Stored data entries
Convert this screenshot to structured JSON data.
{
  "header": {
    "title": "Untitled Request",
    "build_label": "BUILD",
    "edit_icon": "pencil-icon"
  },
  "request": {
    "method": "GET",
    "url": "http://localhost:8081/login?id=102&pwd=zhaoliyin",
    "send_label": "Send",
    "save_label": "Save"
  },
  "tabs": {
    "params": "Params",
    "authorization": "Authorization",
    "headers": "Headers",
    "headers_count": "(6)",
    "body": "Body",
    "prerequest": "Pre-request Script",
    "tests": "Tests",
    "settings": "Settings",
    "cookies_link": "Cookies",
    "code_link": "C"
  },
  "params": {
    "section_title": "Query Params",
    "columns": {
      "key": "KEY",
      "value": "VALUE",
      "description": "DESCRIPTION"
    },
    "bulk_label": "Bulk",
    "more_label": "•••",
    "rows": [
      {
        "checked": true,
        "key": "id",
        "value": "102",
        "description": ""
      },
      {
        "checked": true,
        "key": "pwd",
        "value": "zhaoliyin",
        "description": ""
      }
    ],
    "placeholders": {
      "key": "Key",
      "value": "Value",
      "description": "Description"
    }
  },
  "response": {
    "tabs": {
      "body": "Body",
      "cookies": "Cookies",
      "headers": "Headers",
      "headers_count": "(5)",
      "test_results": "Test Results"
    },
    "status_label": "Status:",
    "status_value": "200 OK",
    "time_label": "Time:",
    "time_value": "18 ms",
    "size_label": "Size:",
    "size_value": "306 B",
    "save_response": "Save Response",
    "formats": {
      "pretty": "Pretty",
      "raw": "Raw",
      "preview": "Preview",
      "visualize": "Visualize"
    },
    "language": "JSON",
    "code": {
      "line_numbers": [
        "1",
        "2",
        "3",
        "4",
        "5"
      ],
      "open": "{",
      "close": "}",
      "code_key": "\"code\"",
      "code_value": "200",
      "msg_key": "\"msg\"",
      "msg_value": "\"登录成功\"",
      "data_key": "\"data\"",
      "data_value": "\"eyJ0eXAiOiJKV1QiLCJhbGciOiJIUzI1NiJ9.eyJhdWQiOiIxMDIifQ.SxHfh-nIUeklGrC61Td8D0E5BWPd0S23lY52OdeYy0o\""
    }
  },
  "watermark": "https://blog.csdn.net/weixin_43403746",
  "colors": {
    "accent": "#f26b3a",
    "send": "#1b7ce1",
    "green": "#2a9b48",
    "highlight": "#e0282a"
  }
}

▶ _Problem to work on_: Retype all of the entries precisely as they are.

▶ _Exercise result_:
Convert this screenshot to structured JSON data.
{
  "header": {
    "title": "Untitled Request",
    "build_label": "BUILD",
    "edit_icon": "pencil-icon"
  },
  "request": {
    "method": "GET",
    "url": "http://localhost:8081/login?id=102&pwd=zhaoliyin",
    "send_label": "Send",
    "save_label": "Save"
  },
  "tabs": {
    "params": "Params",
    "authorization": "Authorization",
    "headers": "Headers",
    "headers_count": "(6)",
    "body": "Body",
    "prerequest": "Pre-request Script",
    "tests": "Tests",
    "settings": "Settings",
    "cookies_link": "Cookies",
    "code_link": "C"
  },
  "params": {
    "section_title": "Query Params",
    "columns": {
      "key": "KEY",
      "value": "VALUE",
      "description": "DESCRIPTION"
    },
    "bulk_label": "Bulk",
    "more_label": "•••",
    "rows": [
      {
        "checked": true,
        "key": "id",
        "value": "102",
        "description": ""
      },
      {
        "checked": true,
        "key": "pwd",
        "value": "zhaoliyin",
        "description": ""
      }
    ],
    "placeholders": {
      "key": "Key",
      "value": "Value",
      "description": "Description"
    }
  },
  "response": {
    "tabs": {
      "body": "Body",
      "cookies": "Cookies",
      "headers": "Headers",
      "headers_count": "(5)",
      "test_results": "Test Results"
    },
    "status_label": "Status:",
    "status_value": "200 OK",
    "time_label": "Time:",
    "time_value": "18 ms",
    "size_label": "Size:",
    "size_value": "306 B",
    "save_response": "Save Response",
    "formats": {
      "pretty": "Pretty",
      "raw": "Raw",
      "preview": "Preview",
      "visualize": "Visualize"
    },
    "language": "JSON",
    "code": {
      "line_numbers": [
        "1",
        "2",
        "3",
        "4",
        "5"
      ],
      "open": "{",
      "close": "}",
      "code_key": "\"code\"",
      "code_value": "200",
      "msg_key": "\"msg\"",
      "msg_value": "\"登录成功\"",
      "data_key": "\"data\"",
      "data_value": "\"eyJ0eXAiOiJKV1QiLCJhbGciOiJIUzI1NiJ9.eyJhdWQiOiIxMDIifQ.SxHfh-nIUeklGrC61Td8D0E5BWPd0S23lY52OdeYy0o\""
    }
  },
  "watermark": "https://blog.csdn.net/weixin_43403746",
  "colors": {
    "accent": "#f26b3a",
    "send": "#1b7ce1",
    "green": "#2a9b48",
    "highlight": "#e0282a"
  }
}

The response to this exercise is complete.